## DATA PROVIDED

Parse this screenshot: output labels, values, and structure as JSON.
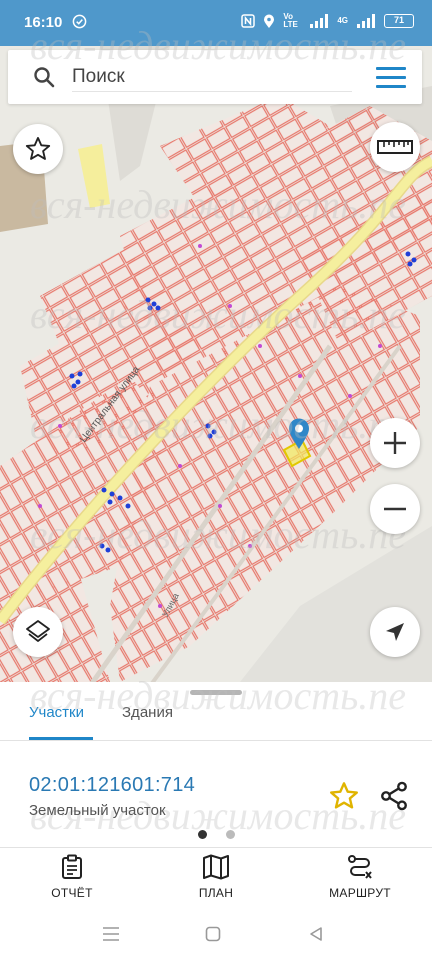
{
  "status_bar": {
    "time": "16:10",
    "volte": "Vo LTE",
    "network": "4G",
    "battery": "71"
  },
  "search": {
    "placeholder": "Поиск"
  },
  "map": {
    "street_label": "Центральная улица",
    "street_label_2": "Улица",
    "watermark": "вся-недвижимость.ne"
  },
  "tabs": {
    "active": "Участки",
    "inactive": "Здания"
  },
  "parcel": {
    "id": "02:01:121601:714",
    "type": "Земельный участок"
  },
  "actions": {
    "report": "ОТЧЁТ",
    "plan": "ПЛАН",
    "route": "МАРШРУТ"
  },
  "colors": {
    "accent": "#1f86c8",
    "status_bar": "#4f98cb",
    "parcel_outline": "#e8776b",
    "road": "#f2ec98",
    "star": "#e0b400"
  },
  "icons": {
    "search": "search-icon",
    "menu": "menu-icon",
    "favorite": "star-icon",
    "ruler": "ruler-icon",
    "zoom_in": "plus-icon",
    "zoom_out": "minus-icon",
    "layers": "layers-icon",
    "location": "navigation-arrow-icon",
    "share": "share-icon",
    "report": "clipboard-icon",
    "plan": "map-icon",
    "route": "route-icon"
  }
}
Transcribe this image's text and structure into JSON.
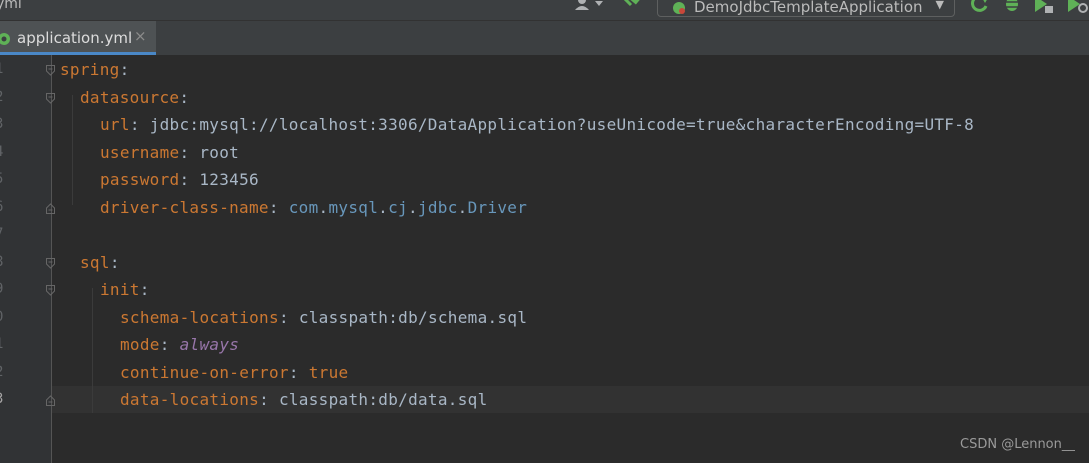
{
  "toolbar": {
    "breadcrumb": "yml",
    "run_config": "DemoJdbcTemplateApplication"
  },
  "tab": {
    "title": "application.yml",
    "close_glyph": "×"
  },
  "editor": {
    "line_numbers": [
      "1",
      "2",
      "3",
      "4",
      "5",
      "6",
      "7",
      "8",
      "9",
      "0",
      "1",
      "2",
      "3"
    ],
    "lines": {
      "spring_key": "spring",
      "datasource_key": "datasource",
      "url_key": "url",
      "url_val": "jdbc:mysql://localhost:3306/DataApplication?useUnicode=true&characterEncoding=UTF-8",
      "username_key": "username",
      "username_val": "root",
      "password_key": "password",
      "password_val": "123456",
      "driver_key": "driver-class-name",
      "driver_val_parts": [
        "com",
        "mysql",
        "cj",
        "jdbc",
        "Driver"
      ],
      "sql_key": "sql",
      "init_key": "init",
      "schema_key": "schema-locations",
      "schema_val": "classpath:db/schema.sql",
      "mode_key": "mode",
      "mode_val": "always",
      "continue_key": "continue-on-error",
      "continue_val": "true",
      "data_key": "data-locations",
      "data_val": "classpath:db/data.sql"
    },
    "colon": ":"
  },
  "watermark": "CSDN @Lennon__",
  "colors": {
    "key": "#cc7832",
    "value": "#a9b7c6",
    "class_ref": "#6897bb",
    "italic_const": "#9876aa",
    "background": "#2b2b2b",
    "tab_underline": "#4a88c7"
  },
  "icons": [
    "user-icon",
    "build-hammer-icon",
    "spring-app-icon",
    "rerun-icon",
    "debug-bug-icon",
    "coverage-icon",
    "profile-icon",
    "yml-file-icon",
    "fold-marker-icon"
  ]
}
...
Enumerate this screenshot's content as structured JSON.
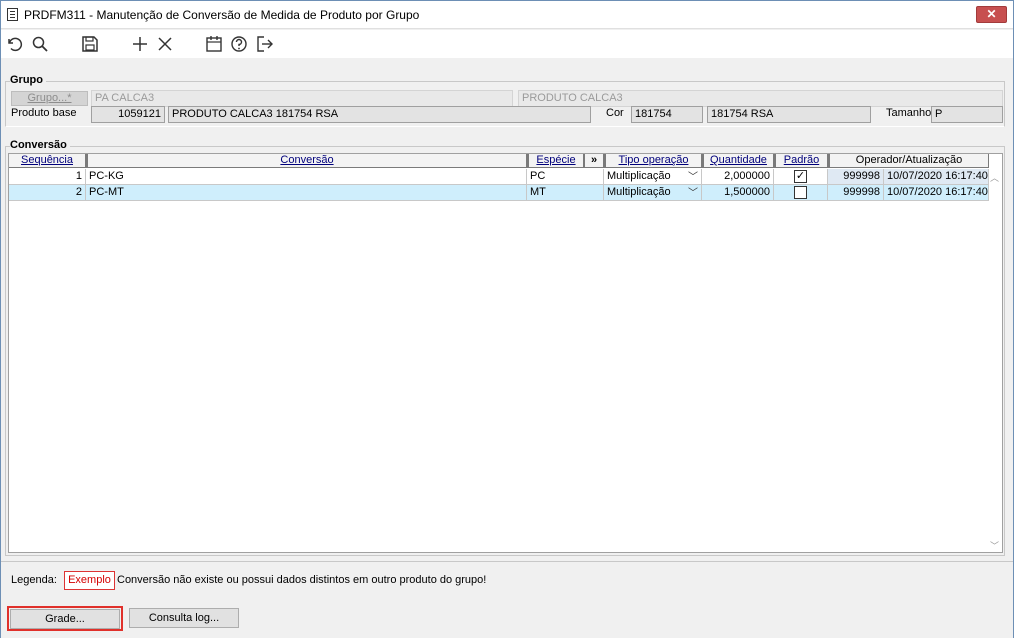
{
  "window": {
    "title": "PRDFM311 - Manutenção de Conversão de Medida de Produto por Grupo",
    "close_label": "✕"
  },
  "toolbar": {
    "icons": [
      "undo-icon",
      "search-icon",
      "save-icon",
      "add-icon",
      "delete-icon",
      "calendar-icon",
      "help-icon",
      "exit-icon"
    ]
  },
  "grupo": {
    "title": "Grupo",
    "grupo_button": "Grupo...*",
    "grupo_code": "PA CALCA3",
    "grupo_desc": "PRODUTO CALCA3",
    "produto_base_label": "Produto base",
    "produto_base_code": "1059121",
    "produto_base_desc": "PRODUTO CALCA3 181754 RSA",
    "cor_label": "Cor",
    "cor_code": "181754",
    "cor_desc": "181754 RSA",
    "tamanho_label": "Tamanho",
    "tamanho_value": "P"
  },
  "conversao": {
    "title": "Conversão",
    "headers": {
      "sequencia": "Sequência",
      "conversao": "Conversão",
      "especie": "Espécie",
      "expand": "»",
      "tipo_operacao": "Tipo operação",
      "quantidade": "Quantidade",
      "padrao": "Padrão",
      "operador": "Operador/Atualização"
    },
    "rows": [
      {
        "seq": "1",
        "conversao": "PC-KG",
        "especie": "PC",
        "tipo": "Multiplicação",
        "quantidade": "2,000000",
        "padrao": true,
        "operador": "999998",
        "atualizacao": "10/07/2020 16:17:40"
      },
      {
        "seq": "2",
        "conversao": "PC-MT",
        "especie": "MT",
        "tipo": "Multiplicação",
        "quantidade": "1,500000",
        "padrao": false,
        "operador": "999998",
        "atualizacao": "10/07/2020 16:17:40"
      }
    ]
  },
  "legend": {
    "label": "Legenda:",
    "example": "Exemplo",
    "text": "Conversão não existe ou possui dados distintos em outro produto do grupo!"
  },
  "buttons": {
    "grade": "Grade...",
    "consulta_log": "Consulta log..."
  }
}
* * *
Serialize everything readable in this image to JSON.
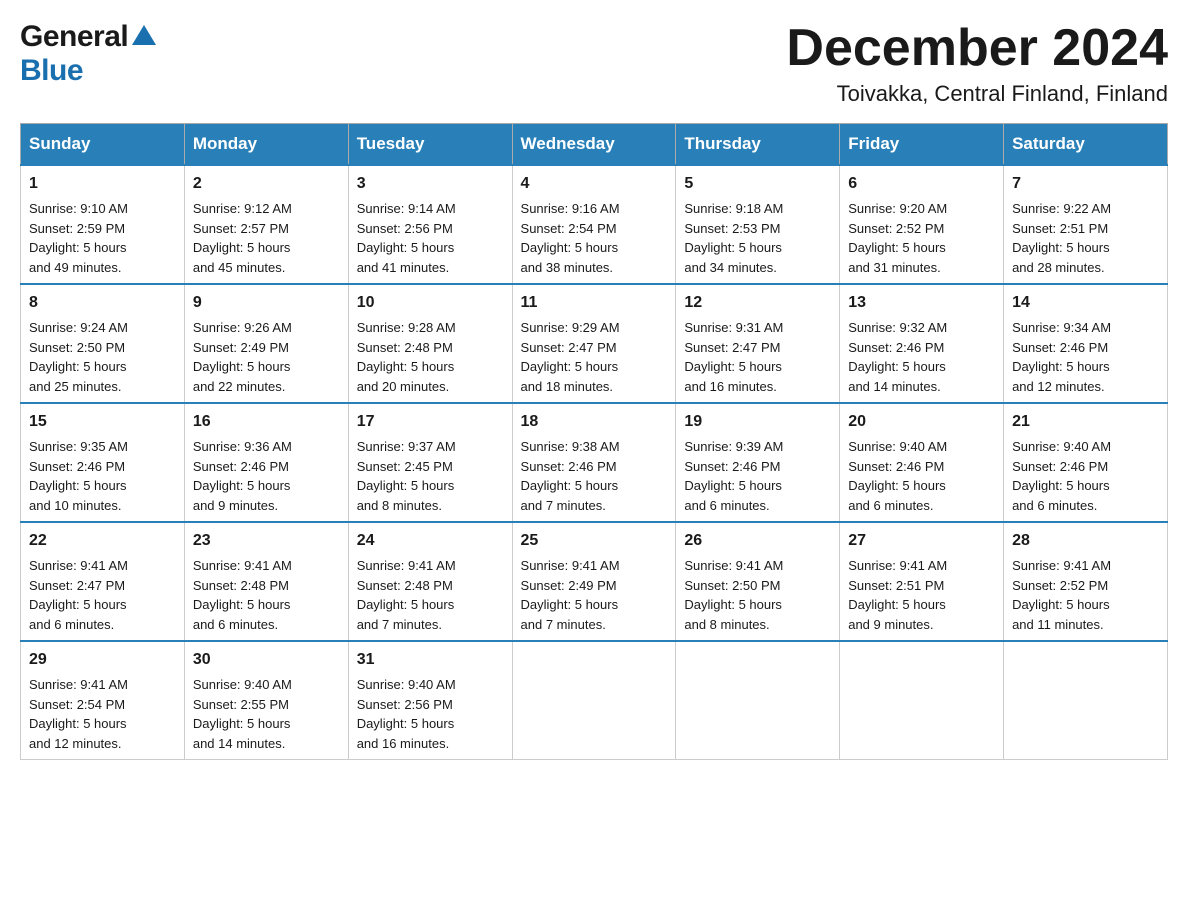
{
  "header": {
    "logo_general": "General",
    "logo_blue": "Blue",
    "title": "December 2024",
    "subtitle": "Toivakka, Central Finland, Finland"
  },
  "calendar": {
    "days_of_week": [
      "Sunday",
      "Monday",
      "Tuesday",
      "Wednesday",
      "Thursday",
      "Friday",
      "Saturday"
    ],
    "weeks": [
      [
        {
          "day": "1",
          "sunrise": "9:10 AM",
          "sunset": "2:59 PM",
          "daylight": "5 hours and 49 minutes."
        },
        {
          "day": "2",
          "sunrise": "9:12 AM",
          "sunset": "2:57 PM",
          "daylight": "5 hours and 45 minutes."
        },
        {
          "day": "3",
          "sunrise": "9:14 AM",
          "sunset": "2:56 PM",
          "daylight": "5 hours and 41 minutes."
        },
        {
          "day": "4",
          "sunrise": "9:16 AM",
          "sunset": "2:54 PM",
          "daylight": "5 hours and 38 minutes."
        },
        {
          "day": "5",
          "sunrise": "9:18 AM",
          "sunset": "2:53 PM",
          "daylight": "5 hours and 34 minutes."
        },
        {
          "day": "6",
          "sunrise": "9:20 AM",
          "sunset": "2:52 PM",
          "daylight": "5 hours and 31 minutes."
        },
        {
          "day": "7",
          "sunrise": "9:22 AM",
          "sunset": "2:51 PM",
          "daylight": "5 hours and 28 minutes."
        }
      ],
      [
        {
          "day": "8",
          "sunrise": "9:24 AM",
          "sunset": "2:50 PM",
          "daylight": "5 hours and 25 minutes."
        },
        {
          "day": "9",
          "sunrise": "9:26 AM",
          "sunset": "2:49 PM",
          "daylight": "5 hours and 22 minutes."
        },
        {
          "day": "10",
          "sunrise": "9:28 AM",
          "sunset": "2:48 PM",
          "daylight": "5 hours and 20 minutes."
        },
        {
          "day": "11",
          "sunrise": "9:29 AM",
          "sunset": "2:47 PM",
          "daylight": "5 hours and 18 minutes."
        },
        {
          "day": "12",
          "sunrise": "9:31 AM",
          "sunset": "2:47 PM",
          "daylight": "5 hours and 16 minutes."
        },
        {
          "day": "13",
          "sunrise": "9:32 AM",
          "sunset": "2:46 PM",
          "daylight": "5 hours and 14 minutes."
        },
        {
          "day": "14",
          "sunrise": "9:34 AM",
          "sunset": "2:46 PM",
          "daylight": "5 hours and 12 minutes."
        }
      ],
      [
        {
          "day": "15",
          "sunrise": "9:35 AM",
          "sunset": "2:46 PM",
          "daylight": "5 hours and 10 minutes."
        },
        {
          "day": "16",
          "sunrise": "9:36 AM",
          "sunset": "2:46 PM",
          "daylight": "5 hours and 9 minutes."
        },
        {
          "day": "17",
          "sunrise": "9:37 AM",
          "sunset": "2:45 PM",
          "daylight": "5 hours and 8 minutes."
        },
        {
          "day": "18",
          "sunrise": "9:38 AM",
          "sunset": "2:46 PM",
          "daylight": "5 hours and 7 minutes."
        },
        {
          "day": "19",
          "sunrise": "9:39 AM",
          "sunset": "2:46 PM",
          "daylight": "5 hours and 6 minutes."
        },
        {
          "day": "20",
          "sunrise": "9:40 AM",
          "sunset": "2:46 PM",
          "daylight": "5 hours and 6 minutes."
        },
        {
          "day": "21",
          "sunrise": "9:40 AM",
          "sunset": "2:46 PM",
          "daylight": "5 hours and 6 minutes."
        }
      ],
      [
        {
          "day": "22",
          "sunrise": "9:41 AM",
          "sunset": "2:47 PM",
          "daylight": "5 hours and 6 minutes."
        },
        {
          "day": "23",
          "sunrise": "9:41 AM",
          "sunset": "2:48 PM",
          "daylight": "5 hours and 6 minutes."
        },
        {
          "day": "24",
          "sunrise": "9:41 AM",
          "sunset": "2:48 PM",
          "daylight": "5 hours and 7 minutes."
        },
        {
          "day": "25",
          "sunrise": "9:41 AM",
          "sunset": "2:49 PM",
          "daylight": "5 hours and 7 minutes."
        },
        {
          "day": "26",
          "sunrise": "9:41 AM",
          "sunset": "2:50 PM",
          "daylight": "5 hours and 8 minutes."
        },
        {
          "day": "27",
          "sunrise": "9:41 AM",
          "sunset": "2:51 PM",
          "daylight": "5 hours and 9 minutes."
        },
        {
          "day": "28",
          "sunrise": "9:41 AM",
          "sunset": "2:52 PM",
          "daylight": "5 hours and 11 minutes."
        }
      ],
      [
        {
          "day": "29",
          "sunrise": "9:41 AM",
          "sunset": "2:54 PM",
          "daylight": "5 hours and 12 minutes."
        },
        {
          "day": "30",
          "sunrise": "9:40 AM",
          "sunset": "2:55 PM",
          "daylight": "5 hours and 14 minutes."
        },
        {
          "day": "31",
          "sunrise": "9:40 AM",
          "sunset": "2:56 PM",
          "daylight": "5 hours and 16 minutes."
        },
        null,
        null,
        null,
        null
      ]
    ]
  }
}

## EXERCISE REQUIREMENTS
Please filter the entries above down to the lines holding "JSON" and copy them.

## SOLUTION TO THIS EXERCISE
Parse this screenshot: output labels, values, and structure as JSON.
Transcribe this image's text and structure into JSON.
Enumerate this screenshot's content as structured JSON.
Serialize everything readable in this image to JSON.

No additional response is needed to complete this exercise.